A heat pump can also be worthwhile in an old building. This is the result of an analysis by Stiftung Warentest. The consumer organization has taken a closer look at some modern devices.
There is currently a heated debate surrounding the topic of sustainability. Because the federal government has declared war on fossil fuel heating systems. The goal: From 2024, new buildings must be equipped with heating systems that use at least 65 percent renewable energy. But for many, switching to alternatives does not seem attractive yet.
Because there are some reservations about heat pumps. The technology uses electricity from the socket and heats the surrounding air using a sophisticated circulation system. Up to now it has always been said that heat pumps are only worthwhile for modern, well-insulated buildings. Stiftung Warentest now tested this theory and tested various air-water models.

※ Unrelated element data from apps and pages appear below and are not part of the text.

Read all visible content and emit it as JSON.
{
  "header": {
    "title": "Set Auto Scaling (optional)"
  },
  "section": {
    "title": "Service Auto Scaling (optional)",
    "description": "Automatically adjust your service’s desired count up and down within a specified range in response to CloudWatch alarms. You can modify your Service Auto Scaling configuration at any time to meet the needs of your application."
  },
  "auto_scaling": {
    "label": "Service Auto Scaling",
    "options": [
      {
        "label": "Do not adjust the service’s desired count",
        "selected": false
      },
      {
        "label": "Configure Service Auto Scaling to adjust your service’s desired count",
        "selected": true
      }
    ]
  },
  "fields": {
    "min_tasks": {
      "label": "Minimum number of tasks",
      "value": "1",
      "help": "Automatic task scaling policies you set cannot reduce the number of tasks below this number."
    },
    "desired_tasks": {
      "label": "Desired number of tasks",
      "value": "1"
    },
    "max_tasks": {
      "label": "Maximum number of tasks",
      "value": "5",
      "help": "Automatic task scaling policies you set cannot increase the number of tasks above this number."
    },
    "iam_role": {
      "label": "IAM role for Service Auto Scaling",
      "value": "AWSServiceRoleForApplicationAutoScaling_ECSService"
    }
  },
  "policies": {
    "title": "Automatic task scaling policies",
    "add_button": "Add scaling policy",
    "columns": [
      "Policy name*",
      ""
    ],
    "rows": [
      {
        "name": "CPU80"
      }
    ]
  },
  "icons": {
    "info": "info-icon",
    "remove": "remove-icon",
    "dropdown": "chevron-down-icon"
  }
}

Where do the reservations about heat pumps come from?
But where does the rejection of heat pumps for older houses come from? A main problem is usually that old buildings are still significantly less well insulated. As a result, heat can escape from the structure in many places. In a figurative sense, homeowners heat from the window or roof.
In the past, this was a problem, especially with heat pumps. The systems use household electricity to heat the ambient air and distribute it throughout the house. If a building is not adequately insulated, electricity consumption can increase exorbitantly. A heat pump seems to be too expensive and too inefficient for many potential buyers.
Also in Albau: heat pumps are impressive in the test
But that has now changed. The test by Stiftung Warentest made it clear that all of the tested devices can heat a single-family home without any problems. At the same time, the efficiency of the technology has continued to increase. However, there are still differences in power consumption. The most efficient model achieved a consumption of 5,000 kilowatt hours per year, while other devices sometimes required 20 percent more electricity.
There are also differences in the refrigerant used. Some manufacturers still rely on the potentially climate-damaging agent R32, even though a better alternative, propane, already exists. When it came to volume, four out of six models achieved a quality rating of “good”. Installing heat pumps in old buildings can be worthwhile and, in addition to possible cost savings, also brings with it a better ecological footprint.